▸ TASK INSTRUCTIONS: Count the lines in the records below that contain the word "this", and give only that number.

Items from a data source:
::::

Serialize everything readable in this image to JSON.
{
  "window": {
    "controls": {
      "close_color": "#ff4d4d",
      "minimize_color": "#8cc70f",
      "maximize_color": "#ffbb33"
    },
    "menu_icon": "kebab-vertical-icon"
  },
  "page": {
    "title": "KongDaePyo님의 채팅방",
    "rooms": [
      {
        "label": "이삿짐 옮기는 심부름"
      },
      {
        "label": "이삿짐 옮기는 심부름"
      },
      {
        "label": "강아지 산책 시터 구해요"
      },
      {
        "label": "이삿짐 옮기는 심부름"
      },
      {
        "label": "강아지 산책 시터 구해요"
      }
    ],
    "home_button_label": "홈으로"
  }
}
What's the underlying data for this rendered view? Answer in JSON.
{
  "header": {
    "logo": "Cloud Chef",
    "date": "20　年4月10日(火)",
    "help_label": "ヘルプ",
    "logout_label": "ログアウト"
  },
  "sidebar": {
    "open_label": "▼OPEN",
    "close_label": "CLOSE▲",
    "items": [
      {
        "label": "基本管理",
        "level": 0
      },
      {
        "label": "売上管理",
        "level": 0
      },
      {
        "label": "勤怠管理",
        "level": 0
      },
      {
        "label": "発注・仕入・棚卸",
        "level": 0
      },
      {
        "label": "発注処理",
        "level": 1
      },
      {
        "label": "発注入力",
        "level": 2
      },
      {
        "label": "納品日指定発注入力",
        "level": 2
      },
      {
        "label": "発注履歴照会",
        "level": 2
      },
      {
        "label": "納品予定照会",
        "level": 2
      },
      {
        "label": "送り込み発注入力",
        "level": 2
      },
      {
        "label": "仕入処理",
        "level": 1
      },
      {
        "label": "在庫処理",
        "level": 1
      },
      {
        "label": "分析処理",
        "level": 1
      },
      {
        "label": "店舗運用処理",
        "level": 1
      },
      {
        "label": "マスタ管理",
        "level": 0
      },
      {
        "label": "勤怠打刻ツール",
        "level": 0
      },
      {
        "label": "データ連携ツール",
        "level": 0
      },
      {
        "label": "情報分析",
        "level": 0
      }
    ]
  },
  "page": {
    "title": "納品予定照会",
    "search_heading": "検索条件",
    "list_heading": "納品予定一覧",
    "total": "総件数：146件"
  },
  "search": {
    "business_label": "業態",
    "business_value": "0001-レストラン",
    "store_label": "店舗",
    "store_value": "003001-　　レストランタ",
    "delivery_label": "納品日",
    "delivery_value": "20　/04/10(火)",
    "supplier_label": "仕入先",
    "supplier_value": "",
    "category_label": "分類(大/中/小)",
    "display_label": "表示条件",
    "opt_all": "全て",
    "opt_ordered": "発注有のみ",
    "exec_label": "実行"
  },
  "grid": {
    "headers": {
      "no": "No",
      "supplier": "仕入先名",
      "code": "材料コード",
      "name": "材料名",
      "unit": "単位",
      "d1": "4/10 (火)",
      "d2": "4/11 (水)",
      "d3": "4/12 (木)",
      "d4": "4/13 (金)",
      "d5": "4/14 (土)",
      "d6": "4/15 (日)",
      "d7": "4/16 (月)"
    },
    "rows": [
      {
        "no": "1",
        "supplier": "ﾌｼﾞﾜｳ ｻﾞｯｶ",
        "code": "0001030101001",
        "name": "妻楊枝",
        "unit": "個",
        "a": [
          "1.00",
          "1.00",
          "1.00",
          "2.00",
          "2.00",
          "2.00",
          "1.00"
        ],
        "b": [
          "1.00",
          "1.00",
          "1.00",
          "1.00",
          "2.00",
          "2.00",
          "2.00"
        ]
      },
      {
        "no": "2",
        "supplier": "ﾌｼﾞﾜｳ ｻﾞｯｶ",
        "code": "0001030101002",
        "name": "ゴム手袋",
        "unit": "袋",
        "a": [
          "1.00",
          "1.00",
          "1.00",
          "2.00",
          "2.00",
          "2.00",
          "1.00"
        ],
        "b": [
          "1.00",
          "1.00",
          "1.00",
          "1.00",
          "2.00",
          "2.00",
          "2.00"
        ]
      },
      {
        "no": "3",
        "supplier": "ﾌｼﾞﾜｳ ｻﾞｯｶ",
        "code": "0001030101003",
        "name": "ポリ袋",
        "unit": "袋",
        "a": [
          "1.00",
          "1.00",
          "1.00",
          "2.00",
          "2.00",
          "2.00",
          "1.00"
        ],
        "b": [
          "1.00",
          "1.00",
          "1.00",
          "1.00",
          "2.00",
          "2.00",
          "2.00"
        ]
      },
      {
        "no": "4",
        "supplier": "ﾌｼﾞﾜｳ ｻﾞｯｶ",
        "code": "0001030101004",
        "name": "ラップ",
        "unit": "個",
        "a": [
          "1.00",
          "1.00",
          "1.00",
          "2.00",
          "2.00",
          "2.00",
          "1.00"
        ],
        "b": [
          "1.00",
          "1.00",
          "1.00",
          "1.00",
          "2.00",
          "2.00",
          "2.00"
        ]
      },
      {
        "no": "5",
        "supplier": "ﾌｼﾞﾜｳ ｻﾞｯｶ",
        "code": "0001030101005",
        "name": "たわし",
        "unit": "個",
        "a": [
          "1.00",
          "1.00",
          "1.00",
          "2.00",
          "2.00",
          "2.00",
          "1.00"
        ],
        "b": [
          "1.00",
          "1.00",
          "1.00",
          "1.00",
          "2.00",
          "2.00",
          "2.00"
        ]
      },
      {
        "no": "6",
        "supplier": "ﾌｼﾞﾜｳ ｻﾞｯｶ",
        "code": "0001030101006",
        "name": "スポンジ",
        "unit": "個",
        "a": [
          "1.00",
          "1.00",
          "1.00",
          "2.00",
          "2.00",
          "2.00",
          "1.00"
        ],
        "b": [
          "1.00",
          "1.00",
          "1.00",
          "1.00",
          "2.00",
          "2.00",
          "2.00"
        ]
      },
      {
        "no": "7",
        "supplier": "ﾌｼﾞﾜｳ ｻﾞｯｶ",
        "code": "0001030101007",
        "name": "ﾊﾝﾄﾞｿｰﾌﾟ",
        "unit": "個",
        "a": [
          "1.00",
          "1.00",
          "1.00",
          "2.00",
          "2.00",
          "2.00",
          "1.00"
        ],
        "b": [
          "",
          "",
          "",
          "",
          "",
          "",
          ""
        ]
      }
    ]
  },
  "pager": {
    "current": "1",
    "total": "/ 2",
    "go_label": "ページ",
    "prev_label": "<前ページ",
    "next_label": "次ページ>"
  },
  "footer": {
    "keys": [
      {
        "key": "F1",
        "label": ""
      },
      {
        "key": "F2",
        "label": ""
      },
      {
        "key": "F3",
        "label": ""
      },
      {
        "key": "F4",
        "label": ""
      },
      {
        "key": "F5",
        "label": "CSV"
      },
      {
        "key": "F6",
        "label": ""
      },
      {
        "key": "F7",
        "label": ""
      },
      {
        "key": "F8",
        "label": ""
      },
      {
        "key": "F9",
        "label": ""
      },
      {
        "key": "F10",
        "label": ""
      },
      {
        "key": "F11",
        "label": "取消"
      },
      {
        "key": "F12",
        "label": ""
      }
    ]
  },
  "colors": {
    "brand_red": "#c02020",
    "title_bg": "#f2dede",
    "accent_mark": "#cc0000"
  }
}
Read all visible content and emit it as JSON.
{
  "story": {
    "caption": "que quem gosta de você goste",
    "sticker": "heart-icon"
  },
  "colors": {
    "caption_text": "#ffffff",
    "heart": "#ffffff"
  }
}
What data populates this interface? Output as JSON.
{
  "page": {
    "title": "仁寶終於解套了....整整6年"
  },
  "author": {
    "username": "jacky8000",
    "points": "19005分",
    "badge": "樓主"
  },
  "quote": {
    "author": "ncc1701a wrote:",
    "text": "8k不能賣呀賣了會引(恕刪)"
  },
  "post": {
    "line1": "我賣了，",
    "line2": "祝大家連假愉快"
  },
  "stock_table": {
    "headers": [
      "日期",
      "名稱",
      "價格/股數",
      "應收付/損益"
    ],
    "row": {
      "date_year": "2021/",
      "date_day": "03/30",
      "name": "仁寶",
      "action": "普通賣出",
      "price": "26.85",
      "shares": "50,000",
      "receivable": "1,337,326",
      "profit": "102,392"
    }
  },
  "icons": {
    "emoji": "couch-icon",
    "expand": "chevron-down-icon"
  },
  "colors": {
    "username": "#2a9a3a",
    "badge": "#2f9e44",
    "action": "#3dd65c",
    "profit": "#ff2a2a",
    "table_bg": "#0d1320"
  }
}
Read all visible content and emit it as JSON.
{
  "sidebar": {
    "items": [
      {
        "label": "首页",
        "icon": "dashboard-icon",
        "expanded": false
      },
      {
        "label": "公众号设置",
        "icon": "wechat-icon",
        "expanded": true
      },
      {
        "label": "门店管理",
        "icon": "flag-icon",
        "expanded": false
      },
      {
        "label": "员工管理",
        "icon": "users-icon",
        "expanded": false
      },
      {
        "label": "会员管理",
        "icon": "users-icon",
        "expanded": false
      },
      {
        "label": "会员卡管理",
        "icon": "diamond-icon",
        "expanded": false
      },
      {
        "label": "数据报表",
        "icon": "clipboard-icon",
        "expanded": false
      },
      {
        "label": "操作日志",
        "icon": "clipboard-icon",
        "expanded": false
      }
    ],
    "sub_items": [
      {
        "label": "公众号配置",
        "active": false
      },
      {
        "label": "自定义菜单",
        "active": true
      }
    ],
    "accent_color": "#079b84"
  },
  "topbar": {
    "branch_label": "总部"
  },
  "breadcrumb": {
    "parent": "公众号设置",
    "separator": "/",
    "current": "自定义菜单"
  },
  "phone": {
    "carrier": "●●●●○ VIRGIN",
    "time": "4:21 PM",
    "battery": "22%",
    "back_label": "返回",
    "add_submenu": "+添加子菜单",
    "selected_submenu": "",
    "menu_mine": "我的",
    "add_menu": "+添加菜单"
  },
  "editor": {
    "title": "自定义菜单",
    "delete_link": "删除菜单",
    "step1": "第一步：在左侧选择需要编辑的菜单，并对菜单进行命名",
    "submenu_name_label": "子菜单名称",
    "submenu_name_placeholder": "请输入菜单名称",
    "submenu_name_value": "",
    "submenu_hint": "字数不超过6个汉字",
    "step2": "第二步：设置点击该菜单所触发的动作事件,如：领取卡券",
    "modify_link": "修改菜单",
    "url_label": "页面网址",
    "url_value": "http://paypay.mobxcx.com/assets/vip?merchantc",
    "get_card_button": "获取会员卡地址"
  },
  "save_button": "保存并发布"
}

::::

▸ EXERCISE RESULT: 3